* To do *
Within the lines below, find those that hold the string "rezerwacji" and copy each one.

Task input START

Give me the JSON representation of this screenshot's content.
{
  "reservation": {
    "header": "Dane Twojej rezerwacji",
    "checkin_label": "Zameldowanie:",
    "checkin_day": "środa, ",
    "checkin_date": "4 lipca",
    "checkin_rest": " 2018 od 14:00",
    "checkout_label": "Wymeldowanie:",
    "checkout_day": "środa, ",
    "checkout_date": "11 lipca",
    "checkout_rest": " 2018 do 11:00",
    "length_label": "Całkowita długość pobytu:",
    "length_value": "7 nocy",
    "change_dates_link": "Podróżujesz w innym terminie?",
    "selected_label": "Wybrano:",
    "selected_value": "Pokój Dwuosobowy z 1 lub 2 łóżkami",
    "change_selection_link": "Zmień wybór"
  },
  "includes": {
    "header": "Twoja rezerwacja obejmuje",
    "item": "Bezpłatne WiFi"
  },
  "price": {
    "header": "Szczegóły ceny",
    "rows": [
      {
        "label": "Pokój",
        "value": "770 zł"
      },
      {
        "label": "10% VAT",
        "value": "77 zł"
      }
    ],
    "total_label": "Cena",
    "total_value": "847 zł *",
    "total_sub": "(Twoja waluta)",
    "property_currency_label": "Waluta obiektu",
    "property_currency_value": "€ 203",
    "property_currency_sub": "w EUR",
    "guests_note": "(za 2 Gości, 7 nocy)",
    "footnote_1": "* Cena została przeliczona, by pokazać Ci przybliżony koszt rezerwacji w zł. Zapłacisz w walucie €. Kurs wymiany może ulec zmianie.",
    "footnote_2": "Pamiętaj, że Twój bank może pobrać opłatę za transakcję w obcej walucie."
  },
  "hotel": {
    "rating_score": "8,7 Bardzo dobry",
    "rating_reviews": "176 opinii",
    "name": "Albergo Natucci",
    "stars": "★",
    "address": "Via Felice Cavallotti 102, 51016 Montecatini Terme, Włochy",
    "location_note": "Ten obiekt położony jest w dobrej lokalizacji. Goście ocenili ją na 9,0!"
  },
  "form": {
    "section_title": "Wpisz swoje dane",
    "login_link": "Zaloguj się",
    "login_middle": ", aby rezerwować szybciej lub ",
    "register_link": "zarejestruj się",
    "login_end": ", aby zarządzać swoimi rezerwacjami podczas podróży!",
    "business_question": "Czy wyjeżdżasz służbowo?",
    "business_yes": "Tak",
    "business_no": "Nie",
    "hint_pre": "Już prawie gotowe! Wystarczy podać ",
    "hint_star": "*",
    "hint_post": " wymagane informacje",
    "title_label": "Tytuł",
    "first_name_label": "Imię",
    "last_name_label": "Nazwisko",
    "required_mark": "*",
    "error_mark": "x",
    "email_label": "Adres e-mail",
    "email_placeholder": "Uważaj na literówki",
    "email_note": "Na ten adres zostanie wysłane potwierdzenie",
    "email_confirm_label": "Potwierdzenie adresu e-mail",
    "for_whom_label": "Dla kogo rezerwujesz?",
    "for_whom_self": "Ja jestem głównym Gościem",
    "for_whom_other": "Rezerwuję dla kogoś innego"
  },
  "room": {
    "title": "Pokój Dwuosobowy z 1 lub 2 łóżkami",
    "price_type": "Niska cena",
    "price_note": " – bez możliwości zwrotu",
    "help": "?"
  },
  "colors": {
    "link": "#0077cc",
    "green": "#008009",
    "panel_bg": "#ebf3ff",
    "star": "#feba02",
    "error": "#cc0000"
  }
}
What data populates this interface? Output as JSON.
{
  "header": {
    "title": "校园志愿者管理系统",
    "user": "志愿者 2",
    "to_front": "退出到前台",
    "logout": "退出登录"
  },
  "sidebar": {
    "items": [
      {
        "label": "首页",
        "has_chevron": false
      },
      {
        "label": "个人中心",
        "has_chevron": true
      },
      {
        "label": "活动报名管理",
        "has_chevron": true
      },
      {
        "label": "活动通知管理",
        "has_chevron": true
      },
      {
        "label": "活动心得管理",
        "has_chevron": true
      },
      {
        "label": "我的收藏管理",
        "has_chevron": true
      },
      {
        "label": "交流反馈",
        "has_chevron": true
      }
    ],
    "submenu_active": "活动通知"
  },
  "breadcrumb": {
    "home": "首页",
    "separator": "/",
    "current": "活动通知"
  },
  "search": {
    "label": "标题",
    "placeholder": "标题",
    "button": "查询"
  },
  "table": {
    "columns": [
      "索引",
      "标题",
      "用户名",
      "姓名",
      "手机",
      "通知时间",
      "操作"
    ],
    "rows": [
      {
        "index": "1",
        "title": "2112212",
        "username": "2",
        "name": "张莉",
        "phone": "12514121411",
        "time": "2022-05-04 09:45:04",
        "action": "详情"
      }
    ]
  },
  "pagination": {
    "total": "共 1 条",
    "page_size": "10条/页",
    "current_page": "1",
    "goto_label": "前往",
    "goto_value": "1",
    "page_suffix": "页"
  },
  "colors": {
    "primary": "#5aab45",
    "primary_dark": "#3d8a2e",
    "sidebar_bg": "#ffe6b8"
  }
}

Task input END

* Exercise result *
    "header": "Dane Twojej rezerwacji",
    "footnote_1": "* Cena została przeliczona, by pokazać Ci przybliżony koszt rezerwacji w zł. Zapłacisz w walucie €. Kurs wymiany może ulec zmianie.",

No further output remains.